Anybody else have to get the snow shovel out this morning? A little early in the year for this, isn't it?!
Agriculture.com Multimedia Editor
11-09-2011 07:13 AM - edited 11-09-2011 07:14 AM
Looks like today's USDA numbers are getting quite an audience in overseas grain markets: USDA May Jolt Wary Market.
From that story: "There is more grain in the world than what we thought 45 to 60 days, ago but inventories of wheat, corn and soybeans are still tight," Kansas State University Senior Agricultural Economist Jay O'Neil said by e-mail.
Sounds like these stocks numbers are the ones to watch this morning, especially for corn.
Agriculture.com Multimedia Editor
11-09-2011 07:17 AM
I live in the 'snowbelt' in Ontario and the temperature here this morning is 13 degrees C so obviously no snow, hardly need a jacket.
But I suppose you are sending that 'stuff' up to us.
Wisdom is knowing not to put it in a fruit salad.
11-09-2011 07:20 AM
Ouch. We're getting snow and Canuck isn't?! That's a bad sign...ha!
So, which of these USDA numbers are you watching the closest this morning?
Agriculture.com Multimedia Editor
11-09-2011 07:43 AM
Despite lowered projected yields and tighter expected ending stocks for U.S. corn, USDA expects the per-bushel price range to stay put from last month's estimate.
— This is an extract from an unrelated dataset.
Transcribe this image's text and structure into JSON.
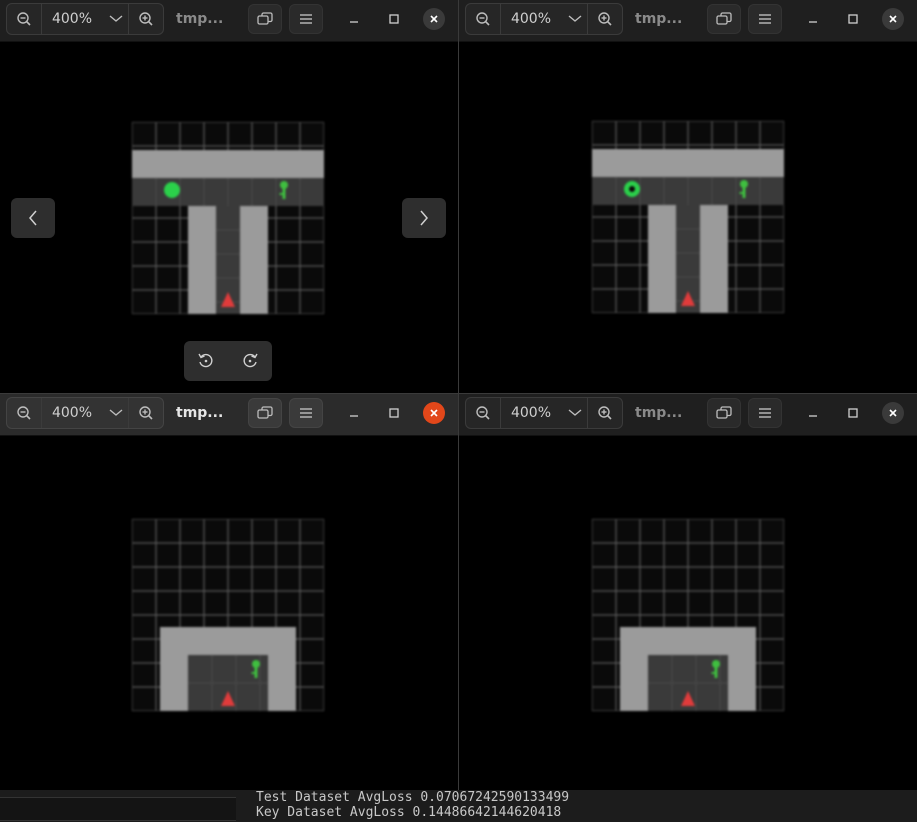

Wednesday's World Supply/Demand Estimates (WASDE) report shows corn production is forecast 123 million bushels lower than last month's estimate, reflecting a 1.4-bushel-per-acre decline from October. That makes this year's projected yield -- 146.7 bu/acre -- the lowest since 2003/2004.
"Projected U.S. ending stocks are lowered 23 million bushels," according to Wednesday's report. "The season-average farm price is unchanged at $6.20 to $7.20 per bushel."
In Wednesday's Crop Production report, USDA shows corn and soybean production just slightly lower than last month's guess. Corn's forecast at 12.3 billion bushels, while soybeans are seen at 3.05 billion bushels. That soybean number is 9% lower than a year ago, and if realized, the corn number will net the nation its smallest corn crop size since the 2003 crop year.
Agriculture.com Multimedia Editor
11-09-2011 07:50 AM
One analyst says, "the feed use for corn fell 100 million bushels which nearly offset the entire yield decline. This is a ? mark in my opinion because profitability is at such high levels for livestock feeders, but it did prevent a big shock to the ending stocks for corn.
Jeez that guy has been smokin the good stuff!
Mike I just got back froma trip back to Mi. I could not believe how many guys had quit milking cows in my old neighbor hood. One 2000 sow hog farm had quit and he was about the last one in the area.
There has been huge liquidation in the cow herd and those cows are not going to produce again EVER!
I still think the feed usage number has been to high for too long.
You need to get that guy some help!
BTW thanks for the reporting.
11-09-2011 08:49 AM
I find it interesting that the EU wheat market plunged after the USDA's numbers were announced.
Here's a look at what the USDA did to world wheat numbers:
Raised 2011-12 world wheat production from 681.20 million metric tons to 683.30 mmt.
Russia's wheat output was left alone at 56.0 mmt, which is bearish.
Kazakhstan wheat output was estimated at 21.0 mmt, compared to 19.0 mmt a month ago.
Russian wheat exports were raised by 1 million tons to 19 million tons.